Moon Called The Seventh Chakra

Cover of Item 1
Title: The Seventh Chakra
Author: Kevin Frane
Publisher: Sofawolf Press (St. Paul, MN), Jan 2010
ISBN: 978-0-9819883-5-1
Paperback, 322 pp, USD $19.95

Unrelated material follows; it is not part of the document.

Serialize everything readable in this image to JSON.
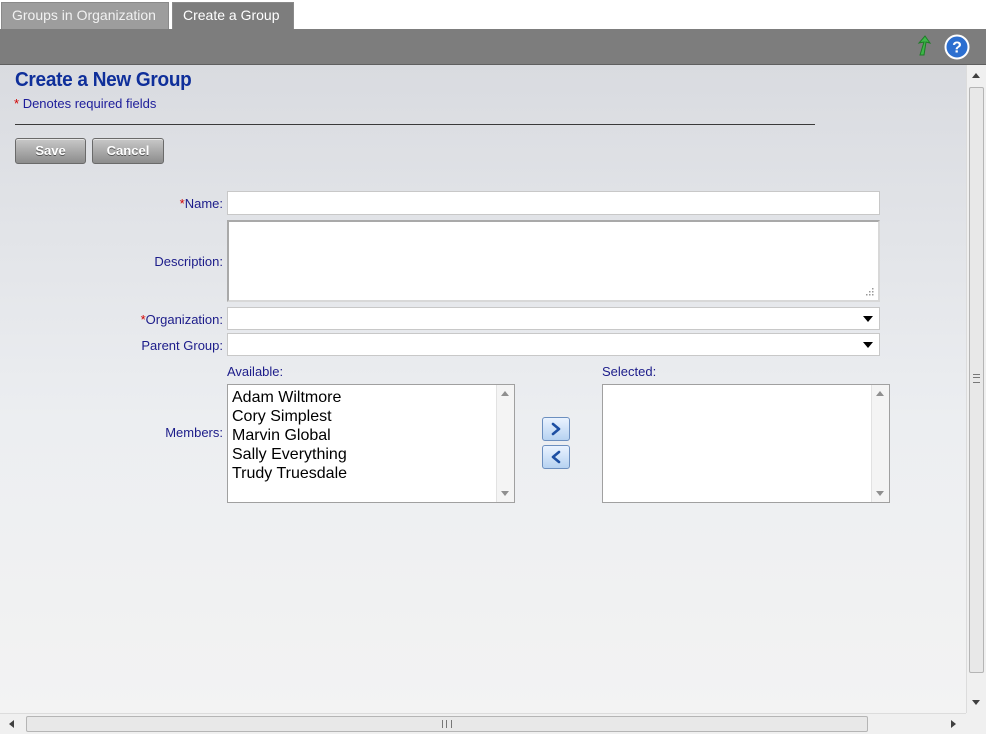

   This is the first time I’ve read anything by Kevin Frane. It’s the second book in the same setting as his previous novel, Thousand Leaves, but my understanding is that the two exist fairly independently of one another. The Seventh Chakra is a spy thriller, but if you’re thinking James Bond, it’s not that kind of spy thriller.
   The story starts out with the Iolite League, a religious organization bent on world peace and unity. Arkady Ryswife is a ferret and one of their secret agents, part of a sort of ‘black ops’ sent out to do dirty work when peaceful methods won’t work. The League has several secret projects underway—scientific and biological research, creating a living AI to act as their future computer mainframe, and also the recovery of ancient artifacts belonging to a mysterious ‘pre-civ’ culture that was lost over 4,000 years ago.
   The start of the book dives immediately into fast-paced action that makes it hard to put down. Arkady and his team visit a casino on a mission to recover some pre-civ items from the hands of private collectors, intending to add them to the Iolite League’s archives, which will eventually be shared with the rest of the world. The secondary purpose of their mission is to send a warning to a rival organization. Unfortunately the mission quickly goes wrong in several ways, leaving Arkady and the rest of his team emotionally shattered when they return to the League’s headquarters.
   Unlike some spy thrillers, these secret agents carry doubts and question their self-confidence. Not about their religious motivations, but whether they could have carried out their work with less bloodshed and better organization. This is primarily a character-driven story. Arkady feels particularly at fault as the team’s leader, wondering whether he can be called upon to make the right decisions during difficult situations.
   Arkady is therefore surprised when his team is rushed into a second mission. After he and one of his team undergo experimental surgery giving them heightened senses and reflexes, they find themselves deep in enemy territory. But vestiges of the previous mission’s mistakes remain—Arkady and his two team-mates seem to be drifting apart, and soon everything starts going wrong again. Their resources are cut off, their intel is unreliable, and they’re playing a dangerous game without knowing exactly who the other players are.
   If there’s a recurring theme to this work, it’s one of loss—loss of trust, of one’s self, of control, of friends, of culture, and of life (though not how you’d expect). The ending is somewhat sad but with signs of hope for the future, and plenty of opportunity for a sequel. The only thing that threw me off was how names were adapted from civilizations all over the world (China, India, etc), yet in the book’s setting, the entire planet speaks one language. Maybe this was supposed to be a hint about who the pre-civ peoples were, but I found it a little distracting; I kept wondering if the use of a Russian name was symbolic or not, or whether etymologists existed in the story universe. Still, I found Kevin Frane’s writing style very approachable and it didn’t stop me from enjoying the underlying story.
   How furry is this book? Marginally. Except for the heightened animal senses, most of the characters could have been replaced by humans of different ethnic groups and nationalities. The many species mentioned throughout the book seems largely symbolic of the Iolite League’s mission to unite the world despite people’s differences.
   As for the story itself, it definitely made me want to keep reading, especially after Arkady and his team are constantly on the move once they begin their second mission. Worth a read? Yes—and if my review has piqued your interest, I think you’ll agree. I look forward to Kevin Frane’s future publications!

Got a book, movie, comic, etc. of the anthropomorphic kind that needs an Anthro review? Send it to Dronon!

Moon Called The Seventh Chakra

Home -=- #28 -=- ANTHRO #28 Reviews
-= ANTHRO =-